The more frequent collection of response time data is leading to an increased need for an understanding of how such data can be included in measurement models. Models for response time have been advanced, but relatively limited large-scale empirical investigations have been conducted. We take advantage of a large data set from the adaptive NWEA MAP Growth Reading Assessment to shed light on emergent features of response time behavior. We identify two behaviors in particular. The first, response acceleration, is a reduction in response time for responses that occur later in the assessment. We note that such reductions are heterogeneous as a function of estimated ability (lower ability estimates are associated with larger increases in acceleration) and that reductions in response time lead to lower accuracy relative to expectation for lower ability students. The second is within-person variation in the association between time usage and accuracy. Idiosyncratic within-person changes in response time have inconsistent implications for accuracy; in some cases additional response time predicts higher accuracy but in other cases additional response time predicts declines in accuracy. These findings have implications for models that incorporate response time and accuracy. Our approach may be useful in other studies of adaptive testing data.

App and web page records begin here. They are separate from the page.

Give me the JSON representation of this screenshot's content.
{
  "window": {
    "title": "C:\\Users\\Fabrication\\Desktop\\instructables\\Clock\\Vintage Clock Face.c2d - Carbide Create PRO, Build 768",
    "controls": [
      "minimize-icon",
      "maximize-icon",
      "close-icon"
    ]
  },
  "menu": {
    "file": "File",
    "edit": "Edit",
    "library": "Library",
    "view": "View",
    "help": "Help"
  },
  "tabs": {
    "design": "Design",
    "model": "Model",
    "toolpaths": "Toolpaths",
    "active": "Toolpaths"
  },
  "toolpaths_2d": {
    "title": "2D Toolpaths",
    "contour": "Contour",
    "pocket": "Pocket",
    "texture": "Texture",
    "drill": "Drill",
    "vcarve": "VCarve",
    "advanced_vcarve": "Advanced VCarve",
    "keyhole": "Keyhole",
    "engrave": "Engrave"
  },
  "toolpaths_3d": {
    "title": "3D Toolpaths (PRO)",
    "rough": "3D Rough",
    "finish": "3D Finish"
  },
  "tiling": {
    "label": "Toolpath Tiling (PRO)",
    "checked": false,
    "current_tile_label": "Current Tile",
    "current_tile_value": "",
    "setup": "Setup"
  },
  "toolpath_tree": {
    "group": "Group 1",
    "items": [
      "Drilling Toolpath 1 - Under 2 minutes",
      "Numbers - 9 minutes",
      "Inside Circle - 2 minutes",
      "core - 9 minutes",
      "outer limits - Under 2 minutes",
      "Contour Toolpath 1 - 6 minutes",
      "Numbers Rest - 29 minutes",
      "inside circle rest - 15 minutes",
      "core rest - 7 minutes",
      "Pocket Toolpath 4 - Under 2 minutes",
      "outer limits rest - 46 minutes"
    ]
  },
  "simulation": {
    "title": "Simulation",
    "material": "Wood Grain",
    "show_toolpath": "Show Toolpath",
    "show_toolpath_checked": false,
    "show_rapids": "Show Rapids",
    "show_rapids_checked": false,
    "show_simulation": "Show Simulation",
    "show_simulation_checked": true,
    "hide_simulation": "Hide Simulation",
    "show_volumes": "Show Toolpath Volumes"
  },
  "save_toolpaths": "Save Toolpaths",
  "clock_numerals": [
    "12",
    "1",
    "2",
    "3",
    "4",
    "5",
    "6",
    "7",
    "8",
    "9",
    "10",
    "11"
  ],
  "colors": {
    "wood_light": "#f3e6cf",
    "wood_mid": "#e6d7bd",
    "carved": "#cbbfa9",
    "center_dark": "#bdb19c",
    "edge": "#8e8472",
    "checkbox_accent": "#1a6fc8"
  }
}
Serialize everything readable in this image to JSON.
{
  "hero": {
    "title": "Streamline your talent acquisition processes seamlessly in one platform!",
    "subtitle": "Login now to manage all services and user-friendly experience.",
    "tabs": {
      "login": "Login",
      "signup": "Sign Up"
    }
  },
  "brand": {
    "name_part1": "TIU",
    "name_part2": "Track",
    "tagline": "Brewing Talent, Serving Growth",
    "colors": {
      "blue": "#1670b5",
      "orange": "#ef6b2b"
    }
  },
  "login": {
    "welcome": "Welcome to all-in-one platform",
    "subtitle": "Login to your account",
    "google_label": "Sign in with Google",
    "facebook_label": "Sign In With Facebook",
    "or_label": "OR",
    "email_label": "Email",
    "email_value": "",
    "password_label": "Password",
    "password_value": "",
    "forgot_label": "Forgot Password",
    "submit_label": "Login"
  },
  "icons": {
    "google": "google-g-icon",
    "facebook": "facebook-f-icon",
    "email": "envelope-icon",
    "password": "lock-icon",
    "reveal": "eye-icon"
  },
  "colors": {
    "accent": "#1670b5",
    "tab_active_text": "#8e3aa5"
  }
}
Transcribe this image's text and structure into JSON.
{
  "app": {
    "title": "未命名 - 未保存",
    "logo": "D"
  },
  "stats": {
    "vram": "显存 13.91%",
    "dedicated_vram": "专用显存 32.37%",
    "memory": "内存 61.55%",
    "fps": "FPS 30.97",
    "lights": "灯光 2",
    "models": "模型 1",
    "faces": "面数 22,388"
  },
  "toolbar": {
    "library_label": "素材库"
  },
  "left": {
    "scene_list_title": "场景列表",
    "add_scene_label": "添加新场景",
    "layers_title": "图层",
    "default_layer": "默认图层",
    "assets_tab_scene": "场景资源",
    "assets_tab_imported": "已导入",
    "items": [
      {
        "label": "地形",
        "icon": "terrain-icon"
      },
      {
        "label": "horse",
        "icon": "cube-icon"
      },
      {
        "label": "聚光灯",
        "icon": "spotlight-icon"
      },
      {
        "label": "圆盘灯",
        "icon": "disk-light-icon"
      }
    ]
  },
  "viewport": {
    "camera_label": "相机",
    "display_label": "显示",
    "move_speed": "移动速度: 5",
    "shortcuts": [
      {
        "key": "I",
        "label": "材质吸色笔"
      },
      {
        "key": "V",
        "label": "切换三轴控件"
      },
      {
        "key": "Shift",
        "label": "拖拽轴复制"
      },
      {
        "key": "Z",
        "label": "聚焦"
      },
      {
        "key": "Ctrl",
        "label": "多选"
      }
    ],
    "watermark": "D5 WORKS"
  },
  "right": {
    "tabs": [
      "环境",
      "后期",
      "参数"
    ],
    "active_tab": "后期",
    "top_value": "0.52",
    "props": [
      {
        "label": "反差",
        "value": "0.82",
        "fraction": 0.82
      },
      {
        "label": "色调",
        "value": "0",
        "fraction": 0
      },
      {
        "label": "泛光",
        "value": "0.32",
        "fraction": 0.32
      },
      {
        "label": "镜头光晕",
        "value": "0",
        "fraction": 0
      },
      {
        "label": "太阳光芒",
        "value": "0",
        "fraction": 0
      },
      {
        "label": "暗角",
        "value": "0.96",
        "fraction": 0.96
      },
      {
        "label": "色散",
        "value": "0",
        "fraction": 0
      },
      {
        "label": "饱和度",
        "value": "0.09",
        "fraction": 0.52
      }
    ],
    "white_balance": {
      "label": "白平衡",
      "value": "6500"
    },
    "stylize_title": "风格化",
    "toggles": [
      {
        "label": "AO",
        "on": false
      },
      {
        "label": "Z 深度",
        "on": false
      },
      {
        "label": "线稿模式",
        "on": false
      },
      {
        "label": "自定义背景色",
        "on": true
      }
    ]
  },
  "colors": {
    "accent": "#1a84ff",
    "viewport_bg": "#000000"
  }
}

ASJC Scopus subject areas
- Developmental and Educational Psychology
- Applied Psychology
- Psychology (miscellaneous)